In earlier posts (“Hatsune Miku,the idol who doesn’t exist” and later posts), I have written about Hatsune Miku being an idol that doesn’t exist, or referred to her as a ‘virtual idol’. On other websites, she also gets referred to as a ‘virtual idol’. But can we just make assumptions like that?
In “The Physical and Social Reality of Virtual Worlds”, Philip Brey discribes an apple. Not just a regular apple, but a virtual apple. He argues that virtual objects do exist, by stating that virtual apples exist as virtual apples, but not as real apples. Just like immitation apples are not real apples, but they do exist as immitation apples. Virtual apples simulate or imitate real apples, but one cannot say virtual apples are real, as real apples (Brey, 43). With this theory in mind, does that mean that Hatsune Miku as a virutal idol does exist, as she imitates a real idol, but she does not exist as a real idol?
In the same article, Brey also states the following:
“Virtual objects resemble fictional objects in requiring a suspension of disbelief: just as immersing onself in a movie or novel requires one to experience or perceive depict events as if they are actually happening, immersion in a virtual world requires one to act as if it is real. In addition, just like fictional objects, virtual objects depend on authorship, and this sometimes implies that facts concerning virtual objects are made true by fiat of their creator, in the interest of a narrative of which these objects are a part.”(Brey, 45)
A virtual world. This is one of the two main points that stir up questions in my head. As Hatsune Miku is not a character in a game, what is the virtual world she is living in? She lives in MVs and in images. Due to her fame, she also started to appear in fan-made manga (Japanese comics) and commercials. But when you focus on her origin, she was just an image made to promote a product (the Vocaloid2 voicebank).
I might be overthinking things, but her virtual world might look a little different than for example the virtual world of a game. Hatsune Miku’s virtual world might be the MVs, where she imitates real idols:
While she doesn’t move like an idol in the MV, she still is seen as the protagonist of the story while singing the song from her perspective. This creates a narrative that could be seen as one of the many virtual worlds that Hatsune Miku lives in as a virtual idol.
Another place that could be called her virtual world is the stage
I think the feeling of a virtual idol imitating a real idol is muchstronger during performances like this. While a listener does interact with the object (Hatsune Miku) when watching a MV, an interaction during a live performance is much stronger than just looking at the screen. This is probably true for virtual idols as well as real idols. So, this also makes me wonder: Is an on-stage performance by a virtual idol such as Hatsune Miku an occurrence in which we from the real world get invited deeper into her virtual world, or does she step from her virtual world into our real world? The start of the niconico Cho Party 2015 as shown in the video above might be telling us that the latter is the case. Then again, all these people in the audience gathered right there for the interaction with the virtual idols. Does that mean they meant to come there to get closer to the virtual world of Hatsune Miku after all?

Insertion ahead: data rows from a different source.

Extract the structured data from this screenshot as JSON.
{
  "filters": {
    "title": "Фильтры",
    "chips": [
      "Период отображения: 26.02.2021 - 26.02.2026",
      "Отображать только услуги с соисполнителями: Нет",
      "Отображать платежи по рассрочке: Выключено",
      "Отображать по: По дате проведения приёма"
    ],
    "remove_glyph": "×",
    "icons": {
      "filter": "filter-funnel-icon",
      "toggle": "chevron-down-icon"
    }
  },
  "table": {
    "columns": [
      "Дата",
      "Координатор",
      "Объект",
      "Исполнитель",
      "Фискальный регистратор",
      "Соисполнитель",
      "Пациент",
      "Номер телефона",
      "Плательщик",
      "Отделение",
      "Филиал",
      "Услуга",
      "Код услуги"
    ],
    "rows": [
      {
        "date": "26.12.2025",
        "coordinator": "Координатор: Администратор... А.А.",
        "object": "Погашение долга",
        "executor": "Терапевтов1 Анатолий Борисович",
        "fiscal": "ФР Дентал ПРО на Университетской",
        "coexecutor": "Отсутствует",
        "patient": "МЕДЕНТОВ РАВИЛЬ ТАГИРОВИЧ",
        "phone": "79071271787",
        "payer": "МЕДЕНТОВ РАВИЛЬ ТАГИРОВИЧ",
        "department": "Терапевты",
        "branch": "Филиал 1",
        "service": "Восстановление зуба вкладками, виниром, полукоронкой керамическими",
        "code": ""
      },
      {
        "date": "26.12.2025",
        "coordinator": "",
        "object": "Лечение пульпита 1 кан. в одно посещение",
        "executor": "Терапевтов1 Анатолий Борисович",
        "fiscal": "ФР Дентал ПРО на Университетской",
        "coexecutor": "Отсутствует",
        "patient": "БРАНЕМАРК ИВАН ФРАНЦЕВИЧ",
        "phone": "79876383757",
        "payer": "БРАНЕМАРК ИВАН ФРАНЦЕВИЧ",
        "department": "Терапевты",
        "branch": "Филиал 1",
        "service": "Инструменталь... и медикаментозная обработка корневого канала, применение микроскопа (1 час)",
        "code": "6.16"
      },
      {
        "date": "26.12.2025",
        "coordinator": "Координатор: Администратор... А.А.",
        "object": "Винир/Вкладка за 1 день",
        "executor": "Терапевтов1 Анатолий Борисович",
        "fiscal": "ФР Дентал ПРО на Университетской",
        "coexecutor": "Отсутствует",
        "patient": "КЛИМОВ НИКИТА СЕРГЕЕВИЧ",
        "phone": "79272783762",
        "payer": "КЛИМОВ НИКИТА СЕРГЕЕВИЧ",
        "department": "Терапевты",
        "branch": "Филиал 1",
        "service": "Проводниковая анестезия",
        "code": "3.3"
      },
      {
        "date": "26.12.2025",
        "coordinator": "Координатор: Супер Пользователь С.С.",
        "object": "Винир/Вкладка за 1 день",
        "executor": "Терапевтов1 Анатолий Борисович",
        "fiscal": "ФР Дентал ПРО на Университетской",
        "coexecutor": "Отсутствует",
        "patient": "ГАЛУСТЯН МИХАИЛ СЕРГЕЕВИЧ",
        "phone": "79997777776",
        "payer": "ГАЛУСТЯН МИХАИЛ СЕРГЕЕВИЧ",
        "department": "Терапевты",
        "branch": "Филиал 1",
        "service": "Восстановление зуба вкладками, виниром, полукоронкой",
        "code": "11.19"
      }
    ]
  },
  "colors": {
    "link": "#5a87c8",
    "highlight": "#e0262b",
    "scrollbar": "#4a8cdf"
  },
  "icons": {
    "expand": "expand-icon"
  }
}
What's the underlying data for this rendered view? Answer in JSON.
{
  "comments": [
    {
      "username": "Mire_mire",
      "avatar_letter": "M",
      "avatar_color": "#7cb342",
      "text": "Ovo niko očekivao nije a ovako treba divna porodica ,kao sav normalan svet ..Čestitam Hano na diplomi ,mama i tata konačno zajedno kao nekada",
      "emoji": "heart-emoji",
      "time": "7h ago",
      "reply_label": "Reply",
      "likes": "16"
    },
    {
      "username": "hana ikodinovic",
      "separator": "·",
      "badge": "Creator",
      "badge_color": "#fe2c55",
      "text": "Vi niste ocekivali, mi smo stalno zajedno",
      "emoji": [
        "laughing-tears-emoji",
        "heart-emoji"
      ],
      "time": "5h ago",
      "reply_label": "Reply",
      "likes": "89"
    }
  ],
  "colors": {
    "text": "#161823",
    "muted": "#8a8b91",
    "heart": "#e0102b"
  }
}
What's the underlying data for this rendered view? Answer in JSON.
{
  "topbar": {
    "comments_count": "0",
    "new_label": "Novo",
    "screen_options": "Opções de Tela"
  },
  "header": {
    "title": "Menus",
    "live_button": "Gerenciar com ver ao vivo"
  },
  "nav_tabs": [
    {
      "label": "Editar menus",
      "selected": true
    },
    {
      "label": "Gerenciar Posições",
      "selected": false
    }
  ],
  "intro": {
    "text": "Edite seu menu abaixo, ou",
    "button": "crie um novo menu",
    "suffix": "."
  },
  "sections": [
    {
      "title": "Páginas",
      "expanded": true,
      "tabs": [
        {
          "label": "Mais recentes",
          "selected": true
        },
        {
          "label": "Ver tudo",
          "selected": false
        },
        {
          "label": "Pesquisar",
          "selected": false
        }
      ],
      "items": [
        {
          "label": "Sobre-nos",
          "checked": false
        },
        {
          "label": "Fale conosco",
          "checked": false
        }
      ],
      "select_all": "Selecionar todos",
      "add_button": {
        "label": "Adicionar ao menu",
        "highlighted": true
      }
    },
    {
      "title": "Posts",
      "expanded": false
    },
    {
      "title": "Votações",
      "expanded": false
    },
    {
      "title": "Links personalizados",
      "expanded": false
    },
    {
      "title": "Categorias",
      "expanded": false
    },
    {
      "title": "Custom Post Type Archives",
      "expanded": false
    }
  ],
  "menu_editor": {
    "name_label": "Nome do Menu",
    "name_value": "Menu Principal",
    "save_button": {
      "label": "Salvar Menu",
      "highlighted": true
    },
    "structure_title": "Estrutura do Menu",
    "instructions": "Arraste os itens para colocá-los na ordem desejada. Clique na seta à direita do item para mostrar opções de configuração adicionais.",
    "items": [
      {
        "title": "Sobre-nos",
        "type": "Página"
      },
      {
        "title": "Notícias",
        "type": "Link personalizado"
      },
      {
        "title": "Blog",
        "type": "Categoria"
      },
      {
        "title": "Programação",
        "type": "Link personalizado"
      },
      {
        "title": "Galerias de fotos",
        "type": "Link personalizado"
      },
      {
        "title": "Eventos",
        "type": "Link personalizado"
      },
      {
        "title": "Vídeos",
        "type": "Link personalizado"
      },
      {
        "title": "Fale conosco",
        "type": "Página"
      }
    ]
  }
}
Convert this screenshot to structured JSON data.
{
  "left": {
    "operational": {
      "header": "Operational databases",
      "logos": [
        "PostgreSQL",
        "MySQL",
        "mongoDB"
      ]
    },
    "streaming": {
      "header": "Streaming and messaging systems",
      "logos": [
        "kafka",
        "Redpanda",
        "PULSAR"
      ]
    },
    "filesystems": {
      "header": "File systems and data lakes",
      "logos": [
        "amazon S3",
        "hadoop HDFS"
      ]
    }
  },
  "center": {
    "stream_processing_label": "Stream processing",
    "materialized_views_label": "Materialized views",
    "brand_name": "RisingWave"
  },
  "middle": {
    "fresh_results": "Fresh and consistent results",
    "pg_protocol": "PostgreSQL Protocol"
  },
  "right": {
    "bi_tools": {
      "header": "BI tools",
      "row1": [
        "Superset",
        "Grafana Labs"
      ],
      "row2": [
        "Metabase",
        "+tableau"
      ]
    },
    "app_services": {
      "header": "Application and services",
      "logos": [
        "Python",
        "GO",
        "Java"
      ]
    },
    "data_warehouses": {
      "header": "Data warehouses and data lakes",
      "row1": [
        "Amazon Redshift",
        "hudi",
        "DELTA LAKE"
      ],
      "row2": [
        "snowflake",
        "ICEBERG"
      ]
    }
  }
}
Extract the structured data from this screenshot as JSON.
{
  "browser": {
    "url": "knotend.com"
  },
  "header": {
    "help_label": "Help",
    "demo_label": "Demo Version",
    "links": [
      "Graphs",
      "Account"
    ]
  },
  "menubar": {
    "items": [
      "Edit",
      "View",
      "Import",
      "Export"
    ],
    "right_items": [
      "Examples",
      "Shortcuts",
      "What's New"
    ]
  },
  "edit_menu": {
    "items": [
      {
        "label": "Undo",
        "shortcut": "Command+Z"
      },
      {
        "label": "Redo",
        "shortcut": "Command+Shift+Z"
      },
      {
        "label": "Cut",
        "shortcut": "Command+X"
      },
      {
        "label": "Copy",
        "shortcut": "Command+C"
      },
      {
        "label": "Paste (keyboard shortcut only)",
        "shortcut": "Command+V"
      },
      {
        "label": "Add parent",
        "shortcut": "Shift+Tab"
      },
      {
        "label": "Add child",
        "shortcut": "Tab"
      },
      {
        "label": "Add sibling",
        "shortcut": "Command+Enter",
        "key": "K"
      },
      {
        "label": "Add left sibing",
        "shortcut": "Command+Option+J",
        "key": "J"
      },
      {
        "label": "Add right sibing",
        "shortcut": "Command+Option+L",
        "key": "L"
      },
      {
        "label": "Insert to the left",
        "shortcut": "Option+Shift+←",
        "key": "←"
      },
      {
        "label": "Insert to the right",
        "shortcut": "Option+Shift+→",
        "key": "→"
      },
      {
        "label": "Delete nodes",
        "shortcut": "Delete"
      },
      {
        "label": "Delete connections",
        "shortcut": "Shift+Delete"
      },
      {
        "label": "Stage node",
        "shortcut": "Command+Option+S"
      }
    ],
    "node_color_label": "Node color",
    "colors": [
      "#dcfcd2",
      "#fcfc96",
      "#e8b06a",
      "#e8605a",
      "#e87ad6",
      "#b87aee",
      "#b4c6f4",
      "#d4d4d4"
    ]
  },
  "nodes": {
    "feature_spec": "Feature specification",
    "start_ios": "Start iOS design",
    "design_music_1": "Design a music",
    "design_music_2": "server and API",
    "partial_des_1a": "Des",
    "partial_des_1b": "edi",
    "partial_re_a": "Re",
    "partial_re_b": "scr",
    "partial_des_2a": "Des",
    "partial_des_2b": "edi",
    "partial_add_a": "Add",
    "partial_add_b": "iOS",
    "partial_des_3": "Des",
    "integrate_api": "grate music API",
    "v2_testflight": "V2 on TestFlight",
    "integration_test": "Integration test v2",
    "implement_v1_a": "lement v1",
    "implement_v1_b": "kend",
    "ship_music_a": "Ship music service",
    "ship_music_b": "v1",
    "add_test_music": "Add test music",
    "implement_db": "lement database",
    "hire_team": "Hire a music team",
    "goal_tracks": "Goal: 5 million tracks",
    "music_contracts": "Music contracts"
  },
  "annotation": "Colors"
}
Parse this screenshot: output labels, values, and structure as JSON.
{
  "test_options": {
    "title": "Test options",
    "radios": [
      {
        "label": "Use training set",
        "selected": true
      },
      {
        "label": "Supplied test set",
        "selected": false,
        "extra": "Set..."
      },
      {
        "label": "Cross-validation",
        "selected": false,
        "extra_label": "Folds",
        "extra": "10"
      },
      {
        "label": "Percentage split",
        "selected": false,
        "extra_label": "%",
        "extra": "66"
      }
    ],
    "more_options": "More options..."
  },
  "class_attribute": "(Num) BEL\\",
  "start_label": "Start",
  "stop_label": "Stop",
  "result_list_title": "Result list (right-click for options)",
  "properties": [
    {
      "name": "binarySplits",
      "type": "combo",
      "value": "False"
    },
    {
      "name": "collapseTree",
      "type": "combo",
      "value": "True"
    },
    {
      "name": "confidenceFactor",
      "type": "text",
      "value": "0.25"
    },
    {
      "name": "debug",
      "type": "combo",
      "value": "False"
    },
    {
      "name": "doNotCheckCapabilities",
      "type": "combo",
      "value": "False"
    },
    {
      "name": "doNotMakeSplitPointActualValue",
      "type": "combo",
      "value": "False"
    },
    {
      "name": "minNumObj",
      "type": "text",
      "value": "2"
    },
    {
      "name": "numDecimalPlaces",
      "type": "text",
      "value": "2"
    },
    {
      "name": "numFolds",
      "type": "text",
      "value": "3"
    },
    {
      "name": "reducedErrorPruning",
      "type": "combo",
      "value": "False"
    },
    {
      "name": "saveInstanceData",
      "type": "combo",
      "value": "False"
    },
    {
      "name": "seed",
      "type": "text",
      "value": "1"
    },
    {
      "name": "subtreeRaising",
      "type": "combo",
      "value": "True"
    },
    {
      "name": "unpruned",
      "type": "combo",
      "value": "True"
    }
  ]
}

Virtual objects depend on authorship. The second point. Crypton Future Media brought Hatsune Miku into this world without creating a narrative themselves. The narrative of Hatsune Miku and other vocaloids is created completely by VocaloidP’s and artists of fan art and such. VocaloidP’s are then again fans as well, and it is full circle again. The radically crowdsourced idol Hatsune Miku (“Fan Art and a 41 Minute Piano Medley“) has become who she is while a whole community contributed to her narrative. This, of course, creates several different narratives and also makes it unclear who Hatsune Miku actually is.
Then again, when watching only one MV, there is only one narrative created especially for that video. That means there is an immense amount of narratives. Of course there is one more mainstream narrative, but even that one is not definitive. During concerts as well, in that moment there is only one (group of) author(s), but their job is to make a smooth medley of all these different narratives.
I do not think that this makesher not a virtual idol, as she does not completely fit into the description Brey gives of virtual objects, but perhaps itis also wrong of me to compare her to an object. This way of thinking did, though, widen my perspective and I think we can say that Hatsune Miku in factdoes exist, but as a virutal idol.
Brey, Philip. 2014. “The Phyiscal and Social Reality of Virtual Worlds.” In The Oxford Handbook of Virtuality edited by Mark Grimshaw, 42-54. doi: 10.1093/oxfordhb/9780199826162.001.0001